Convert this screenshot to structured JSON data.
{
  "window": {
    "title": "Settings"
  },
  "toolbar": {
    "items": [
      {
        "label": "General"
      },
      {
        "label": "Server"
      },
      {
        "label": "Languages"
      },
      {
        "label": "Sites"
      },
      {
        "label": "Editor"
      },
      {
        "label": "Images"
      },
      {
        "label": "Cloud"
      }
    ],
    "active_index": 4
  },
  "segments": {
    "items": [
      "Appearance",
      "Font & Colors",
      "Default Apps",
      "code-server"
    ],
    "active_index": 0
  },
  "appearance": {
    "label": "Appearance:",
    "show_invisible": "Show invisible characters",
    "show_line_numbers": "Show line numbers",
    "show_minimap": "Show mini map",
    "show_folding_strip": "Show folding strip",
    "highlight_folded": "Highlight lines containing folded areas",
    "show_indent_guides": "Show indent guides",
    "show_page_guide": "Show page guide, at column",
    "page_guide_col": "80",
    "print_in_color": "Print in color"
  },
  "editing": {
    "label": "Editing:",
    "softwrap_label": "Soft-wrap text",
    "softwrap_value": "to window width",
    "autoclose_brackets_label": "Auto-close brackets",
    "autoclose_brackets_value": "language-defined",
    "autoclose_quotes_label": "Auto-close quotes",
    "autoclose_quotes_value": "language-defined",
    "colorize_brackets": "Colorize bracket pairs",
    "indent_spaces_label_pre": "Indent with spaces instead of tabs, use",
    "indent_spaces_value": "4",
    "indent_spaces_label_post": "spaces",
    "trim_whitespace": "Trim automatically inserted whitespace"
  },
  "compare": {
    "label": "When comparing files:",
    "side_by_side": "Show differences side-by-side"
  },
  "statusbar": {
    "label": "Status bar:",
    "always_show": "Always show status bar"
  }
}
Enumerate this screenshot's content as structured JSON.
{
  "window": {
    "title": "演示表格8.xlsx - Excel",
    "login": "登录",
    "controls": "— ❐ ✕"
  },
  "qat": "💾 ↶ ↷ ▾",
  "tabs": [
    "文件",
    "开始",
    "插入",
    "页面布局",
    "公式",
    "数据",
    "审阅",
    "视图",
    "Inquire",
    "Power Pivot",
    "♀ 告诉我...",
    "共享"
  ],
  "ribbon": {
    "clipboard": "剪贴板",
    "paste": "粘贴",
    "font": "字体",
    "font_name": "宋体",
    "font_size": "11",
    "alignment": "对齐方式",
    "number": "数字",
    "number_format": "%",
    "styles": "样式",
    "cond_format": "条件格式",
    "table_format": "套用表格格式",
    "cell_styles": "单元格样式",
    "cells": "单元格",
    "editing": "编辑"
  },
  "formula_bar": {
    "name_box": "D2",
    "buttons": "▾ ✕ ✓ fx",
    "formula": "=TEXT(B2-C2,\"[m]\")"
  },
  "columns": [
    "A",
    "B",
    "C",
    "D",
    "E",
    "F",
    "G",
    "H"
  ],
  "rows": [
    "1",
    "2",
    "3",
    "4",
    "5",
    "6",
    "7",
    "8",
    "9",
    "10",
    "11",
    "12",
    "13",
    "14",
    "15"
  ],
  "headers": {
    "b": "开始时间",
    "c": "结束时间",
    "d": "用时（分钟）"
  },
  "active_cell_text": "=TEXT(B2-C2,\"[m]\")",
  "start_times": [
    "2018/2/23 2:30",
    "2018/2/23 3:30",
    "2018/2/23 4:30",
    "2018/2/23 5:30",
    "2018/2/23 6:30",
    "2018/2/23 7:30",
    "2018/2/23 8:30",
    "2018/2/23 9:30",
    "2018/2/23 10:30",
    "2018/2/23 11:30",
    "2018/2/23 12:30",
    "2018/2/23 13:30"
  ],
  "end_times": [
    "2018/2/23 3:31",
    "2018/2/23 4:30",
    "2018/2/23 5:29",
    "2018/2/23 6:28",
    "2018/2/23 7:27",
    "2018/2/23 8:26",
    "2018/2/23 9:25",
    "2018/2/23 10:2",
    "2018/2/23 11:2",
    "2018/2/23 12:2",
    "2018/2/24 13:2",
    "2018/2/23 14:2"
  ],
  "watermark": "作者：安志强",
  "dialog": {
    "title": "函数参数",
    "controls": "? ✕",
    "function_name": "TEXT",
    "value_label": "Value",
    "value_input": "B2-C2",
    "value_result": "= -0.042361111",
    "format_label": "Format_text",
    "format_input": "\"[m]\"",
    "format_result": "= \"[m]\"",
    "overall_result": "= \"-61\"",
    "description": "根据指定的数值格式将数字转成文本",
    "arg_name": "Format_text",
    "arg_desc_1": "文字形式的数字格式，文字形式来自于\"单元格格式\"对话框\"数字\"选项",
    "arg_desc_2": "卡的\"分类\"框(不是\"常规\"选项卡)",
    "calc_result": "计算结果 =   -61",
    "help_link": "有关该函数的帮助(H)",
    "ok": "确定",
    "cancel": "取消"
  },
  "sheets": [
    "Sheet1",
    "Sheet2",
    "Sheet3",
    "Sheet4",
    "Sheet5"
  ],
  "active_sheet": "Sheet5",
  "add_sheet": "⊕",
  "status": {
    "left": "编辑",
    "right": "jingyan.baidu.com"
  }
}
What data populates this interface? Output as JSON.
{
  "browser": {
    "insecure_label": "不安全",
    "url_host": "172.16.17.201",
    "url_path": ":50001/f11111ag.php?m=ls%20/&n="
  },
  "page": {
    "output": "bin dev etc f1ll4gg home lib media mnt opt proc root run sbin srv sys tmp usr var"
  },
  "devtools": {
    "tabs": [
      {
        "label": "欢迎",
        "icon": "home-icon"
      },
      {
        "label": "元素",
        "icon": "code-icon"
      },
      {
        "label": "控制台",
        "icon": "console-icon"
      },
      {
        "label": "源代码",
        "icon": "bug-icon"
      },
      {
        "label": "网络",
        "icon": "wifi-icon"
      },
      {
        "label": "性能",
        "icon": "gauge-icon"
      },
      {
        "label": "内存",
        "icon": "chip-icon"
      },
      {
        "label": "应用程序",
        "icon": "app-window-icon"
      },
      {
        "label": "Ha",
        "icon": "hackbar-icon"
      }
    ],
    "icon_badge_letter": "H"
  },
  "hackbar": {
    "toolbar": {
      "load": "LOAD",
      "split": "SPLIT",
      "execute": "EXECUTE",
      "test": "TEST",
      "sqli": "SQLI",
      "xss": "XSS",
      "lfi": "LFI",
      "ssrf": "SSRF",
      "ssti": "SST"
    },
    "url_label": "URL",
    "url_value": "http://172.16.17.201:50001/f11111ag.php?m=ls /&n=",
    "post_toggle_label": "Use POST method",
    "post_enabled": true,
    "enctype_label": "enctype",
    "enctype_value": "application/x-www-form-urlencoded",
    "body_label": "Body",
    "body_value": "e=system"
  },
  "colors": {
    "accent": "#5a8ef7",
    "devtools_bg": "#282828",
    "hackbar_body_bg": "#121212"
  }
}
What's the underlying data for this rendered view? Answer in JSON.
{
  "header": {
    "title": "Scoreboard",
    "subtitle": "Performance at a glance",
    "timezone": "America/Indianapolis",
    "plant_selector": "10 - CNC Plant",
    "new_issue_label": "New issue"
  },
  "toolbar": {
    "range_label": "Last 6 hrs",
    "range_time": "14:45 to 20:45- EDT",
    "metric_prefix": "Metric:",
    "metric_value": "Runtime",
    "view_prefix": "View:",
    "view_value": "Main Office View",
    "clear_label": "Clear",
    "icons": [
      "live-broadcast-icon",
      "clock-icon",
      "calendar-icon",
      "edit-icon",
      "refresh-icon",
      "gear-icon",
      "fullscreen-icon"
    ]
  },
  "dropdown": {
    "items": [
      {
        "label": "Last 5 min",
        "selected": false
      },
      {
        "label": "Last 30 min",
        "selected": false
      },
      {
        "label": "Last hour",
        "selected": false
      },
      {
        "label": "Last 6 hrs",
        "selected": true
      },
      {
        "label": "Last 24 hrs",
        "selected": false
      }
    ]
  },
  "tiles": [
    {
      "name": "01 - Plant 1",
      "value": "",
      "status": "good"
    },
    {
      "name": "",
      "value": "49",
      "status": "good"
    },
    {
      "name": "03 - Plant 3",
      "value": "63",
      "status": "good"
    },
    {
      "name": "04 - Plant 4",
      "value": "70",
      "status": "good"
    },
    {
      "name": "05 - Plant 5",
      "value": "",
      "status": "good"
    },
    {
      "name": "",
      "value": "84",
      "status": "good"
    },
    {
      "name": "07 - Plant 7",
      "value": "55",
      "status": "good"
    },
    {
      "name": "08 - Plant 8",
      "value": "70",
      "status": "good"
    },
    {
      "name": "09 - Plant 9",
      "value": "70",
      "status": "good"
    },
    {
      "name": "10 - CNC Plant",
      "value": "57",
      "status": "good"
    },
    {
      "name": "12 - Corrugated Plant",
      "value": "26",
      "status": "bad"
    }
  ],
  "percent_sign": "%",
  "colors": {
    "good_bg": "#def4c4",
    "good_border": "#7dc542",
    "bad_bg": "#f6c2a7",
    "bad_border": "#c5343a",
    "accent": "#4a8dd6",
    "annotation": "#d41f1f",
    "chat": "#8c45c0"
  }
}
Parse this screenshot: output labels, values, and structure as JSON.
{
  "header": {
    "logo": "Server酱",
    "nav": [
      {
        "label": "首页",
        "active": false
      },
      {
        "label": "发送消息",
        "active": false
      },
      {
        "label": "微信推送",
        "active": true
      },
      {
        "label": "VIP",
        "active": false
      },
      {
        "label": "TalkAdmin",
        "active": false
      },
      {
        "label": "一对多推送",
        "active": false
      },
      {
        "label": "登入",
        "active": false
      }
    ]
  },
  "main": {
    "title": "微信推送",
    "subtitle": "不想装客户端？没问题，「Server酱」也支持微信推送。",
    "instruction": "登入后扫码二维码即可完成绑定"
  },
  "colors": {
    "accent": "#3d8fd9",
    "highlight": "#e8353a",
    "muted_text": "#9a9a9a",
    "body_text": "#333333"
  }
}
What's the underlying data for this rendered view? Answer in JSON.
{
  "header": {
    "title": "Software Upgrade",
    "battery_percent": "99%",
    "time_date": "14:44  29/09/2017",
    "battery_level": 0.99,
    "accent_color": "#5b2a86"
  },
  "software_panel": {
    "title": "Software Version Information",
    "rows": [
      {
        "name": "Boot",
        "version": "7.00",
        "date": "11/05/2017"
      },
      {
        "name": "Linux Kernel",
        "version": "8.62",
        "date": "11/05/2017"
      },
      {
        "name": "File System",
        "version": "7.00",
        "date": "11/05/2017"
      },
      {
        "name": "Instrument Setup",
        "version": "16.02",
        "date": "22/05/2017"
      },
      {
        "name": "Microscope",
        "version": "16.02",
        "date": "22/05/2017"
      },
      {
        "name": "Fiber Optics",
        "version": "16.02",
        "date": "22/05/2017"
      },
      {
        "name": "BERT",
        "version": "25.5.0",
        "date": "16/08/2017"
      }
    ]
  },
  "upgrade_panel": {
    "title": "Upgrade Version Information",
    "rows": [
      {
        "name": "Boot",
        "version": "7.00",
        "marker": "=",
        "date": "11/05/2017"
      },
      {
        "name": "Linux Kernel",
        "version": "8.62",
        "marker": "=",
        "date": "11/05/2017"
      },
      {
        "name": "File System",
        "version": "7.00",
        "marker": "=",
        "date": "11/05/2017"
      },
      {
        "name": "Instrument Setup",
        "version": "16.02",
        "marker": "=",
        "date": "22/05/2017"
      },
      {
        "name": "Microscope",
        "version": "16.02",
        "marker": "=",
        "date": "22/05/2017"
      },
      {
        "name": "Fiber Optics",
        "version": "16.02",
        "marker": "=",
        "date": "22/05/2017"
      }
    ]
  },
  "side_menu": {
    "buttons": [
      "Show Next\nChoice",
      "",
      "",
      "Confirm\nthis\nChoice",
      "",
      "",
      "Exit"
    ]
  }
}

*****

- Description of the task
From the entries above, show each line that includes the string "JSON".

- Response for this exercise
Convert this screenshot to structured JSON data.
Enumerate this screenshot's content as structured JSON.
What data populates this interface? Output as JSON.
What's the underlying data for this rendered view? Answer in JSON.
Parse this screenshot: output labels, values, and structure as JSON.
What's the underlying data for this rendered view? Answer in JSON.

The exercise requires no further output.